* [Records for the task]:
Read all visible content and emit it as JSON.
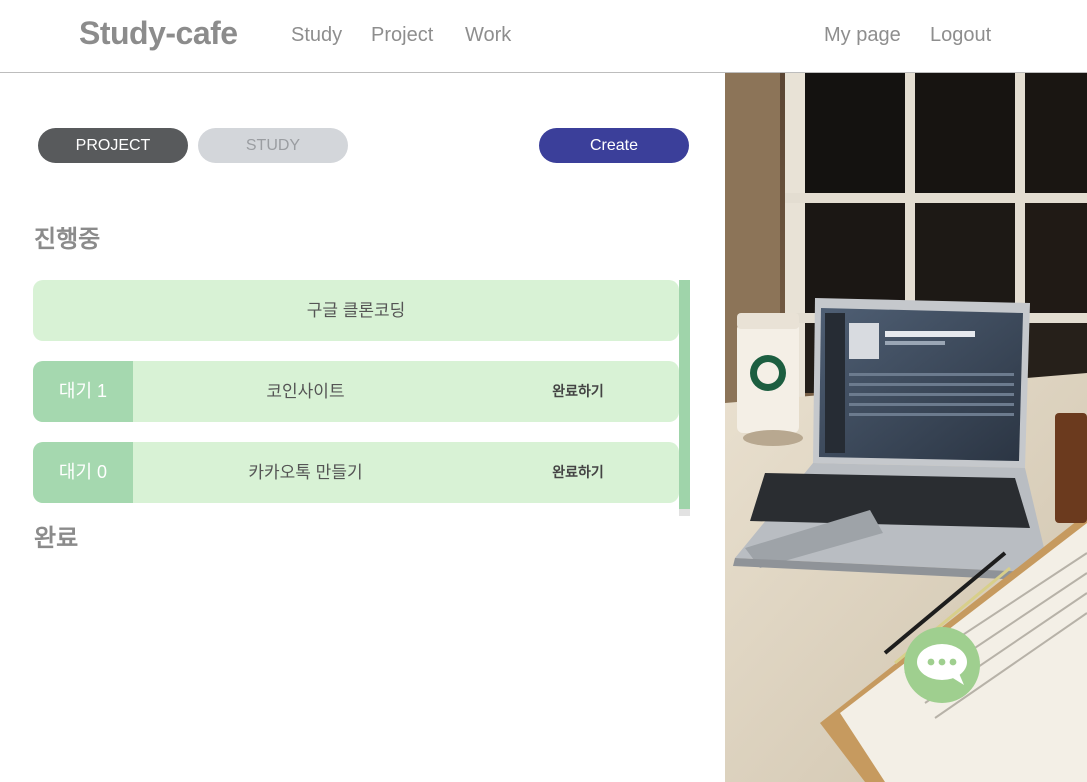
{
  "navbar": {
    "brand": "Study-cafe",
    "links": [
      "Study",
      "Project",
      "Work"
    ],
    "right_links": [
      "My page",
      "Logout"
    ]
  },
  "tabs": {
    "project": "PROJECT",
    "study": "STUDY",
    "create": "Create"
  },
  "sections": {
    "in_progress": "진행중",
    "completed": "완료"
  },
  "cards": [
    {
      "title": "구글 클론코딩"
    },
    {
      "badge": "대기 1",
      "title": "코인사이트",
      "action": "완료하기"
    },
    {
      "badge": "대기 0",
      "title": "카카오톡 만들기",
      "action": "완료하기"
    }
  ],
  "colors": {
    "card_bg": "#d8f2d5",
    "badge_bg": "#a5d8af",
    "create_button": "#3b3f9a",
    "active_tab": "#585a5c",
    "chat_button": "#9fcf8f"
  },
  "icons": {
    "chat": "speech-bubble-icon"
  }
}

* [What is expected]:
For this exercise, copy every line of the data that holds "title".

* [Result of this task]:
      "title": "구글 클론코딩"
      "title": "코인사이트",
      "title": "카카오톡 만들기",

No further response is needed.